[DATASET RECORDS]
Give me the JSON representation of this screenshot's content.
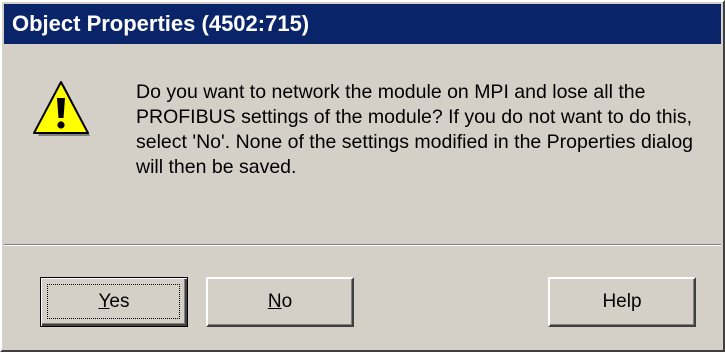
{
  "dialog": {
    "title": "Object Properties (4502:715)",
    "icon": "warning-icon",
    "message": "Do you want to network the module on MPI and lose all the PROFIBUS settings of the module? If you do not want to do this, select 'No'. None of the settings modified in the Properties dialog will then be saved."
  },
  "buttons": {
    "yes": {
      "mnemonic": "Y",
      "rest": "es"
    },
    "no": {
      "mnemonic": "N",
      "rest": "o"
    },
    "help": {
      "label": "Help"
    }
  },
  "colors": {
    "titlebar": "#0a246a",
    "face": "#d4d0c8",
    "warning_yellow": "#ffff00"
  }
}
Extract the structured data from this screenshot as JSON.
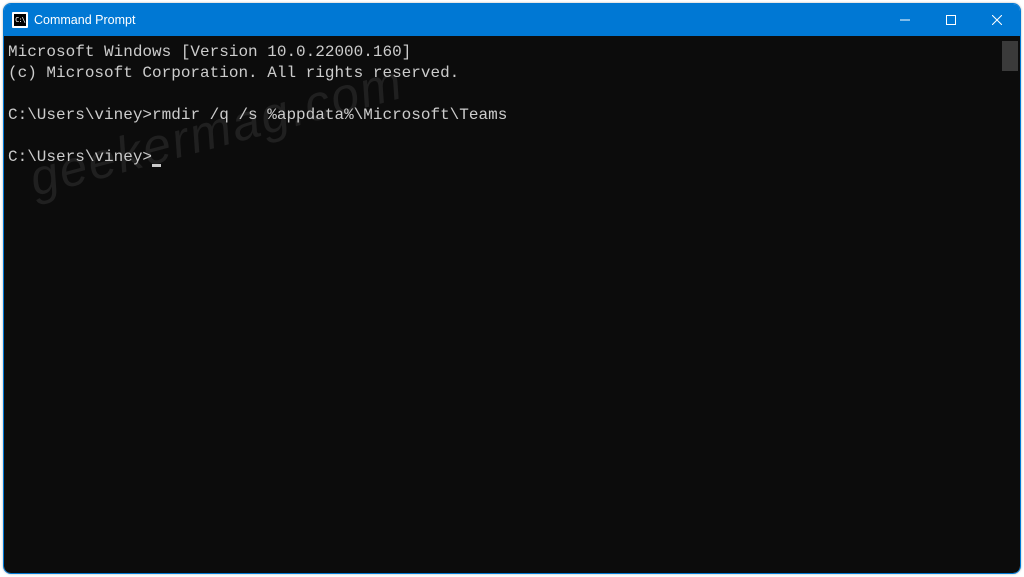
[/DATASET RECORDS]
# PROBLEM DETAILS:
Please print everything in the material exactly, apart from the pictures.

# ANSWER BOX:
Give me the JSON representation of this screenshot's content.
{
  "dialog": {
    "title": "Object Properties (4502:715)",
    "icon": "warning-icon",
    "message": "Do you want to network the module on MPI and lose all the PROFIBUS settings of the module? If you do not want to do this, select 'No'. None of the settings modified in the Properties dialog will then be saved."
  },
  "buttons": {
    "yes": {
      "mnemonic": "Y",
      "rest": "es"
    },
    "no": {
      "mnemonic": "N",
      "rest": "o"
    },
    "help": {
      "label": "Help"
    }
  },
  "colors": {
    "titlebar": "#0a246a",
    "face": "#d4d0c8",
    "warning_yellow": "#ffff00"
  }
}
Extract the structured data from this screenshot as JSON.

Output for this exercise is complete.